  • This over-estimate of the possibilities of Paul and Pericles, this under-estimate of ourown, comes from a neglect of the fact of an identical nature. Bonaparte knew but onemerit, and rewarded in one and the same way the good soldier, the good astronomer, thegood poet, the good player. The poet uses the names of Caesar, of Tamerlane, ofBonduca, of Belisarius; the painter uses the conventional story of the Virgin Mary, ofPaul, of Peter. He does not, therefore, defer to the nature of these accidental men, of thesestock heroes. If the poet write a true drama, then he is Caesar, and not the player ofCaesar; then the selfsame strain of thought, emotion as pure, wit as subtle, motions asswift, mounting, extravagant, and a heart as great, self-sufficing, dauntless, which on thewaves of its love and hope can uplift all that is reckoned solid and precious in the world,— palaces, gardens, money, navies, kingdoms, — marking its own incomparable worthby the slight it casts on these gauds of men, — these all are his, and by the power of thesehe rouses the nations.
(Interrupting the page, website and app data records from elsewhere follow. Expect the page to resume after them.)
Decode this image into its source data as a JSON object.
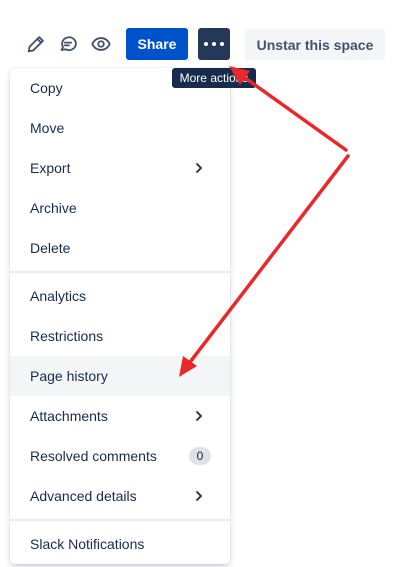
{
  "toolbar": {
    "edit_icon": "pencil-icon",
    "comment_icon": "comment-icon",
    "watch_icon": "eye-icon",
    "share_label": "Share",
    "more_icon": "ellipsis-icon",
    "unstar_label": "Unstar this space",
    "tooltip": "More actions"
  },
  "menu": {
    "groups": [
      {
        "items": [
          {
            "label": "Copy"
          },
          {
            "label": "Move"
          },
          {
            "label": "Export",
            "has_submenu": true
          },
          {
            "label": "Archive"
          },
          {
            "label": "Delete"
          }
        ]
      },
      {
        "items": [
          {
            "label": "Analytics"
          },
          {
            "label": "Restrictions"
          },
          {
            "label": "Page history",
            "highlighted": true
          },
          {
            "label": "Attachments",
            "has_submenu": true
          },
          {
            "label": "Resolved comments",
            "count": "0"
          },
          {
            "label": "Advanced details",
            "has_submenu": true
          }
        ]
      },
      {
        "items": [
          {
            "label": "Slack Notifications"
          }
        ]
      }
    ]
  },
  "colors": {
    "share_bg": "#0052cc",
    "more_bg": "#253858",
    "unstar_bg": "#f4f5f7",
    "tooltip_bg": "#172b4d",
    "highlight_bg": "#f4f5f7",
    "annotation_arrow": "#e8282b"
  }
}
Let a man believe in God, and not in names and places and persons.Let the great soul incarnated in some womans form, poor and sad and single, in someDolly or Joan, go out to service, and sweep chambers and scour floors, and its effulgentdaybeams cannot be muffled or hid, but to sweep and scour will instantly appear supremeand beautiful actions, the top and radiance of human life, and all people will get mopsand brooms; until, lo! suddenly the great soul has enshrined itself in some other form, anddone some other deed, and that is now the flower and head of all living nature.We are the photometers, we the irritable goldleaf and tinfoil that measure theaccumulations of the subtle element. We know the authentic effects of the true firethrough every one of its million disguises.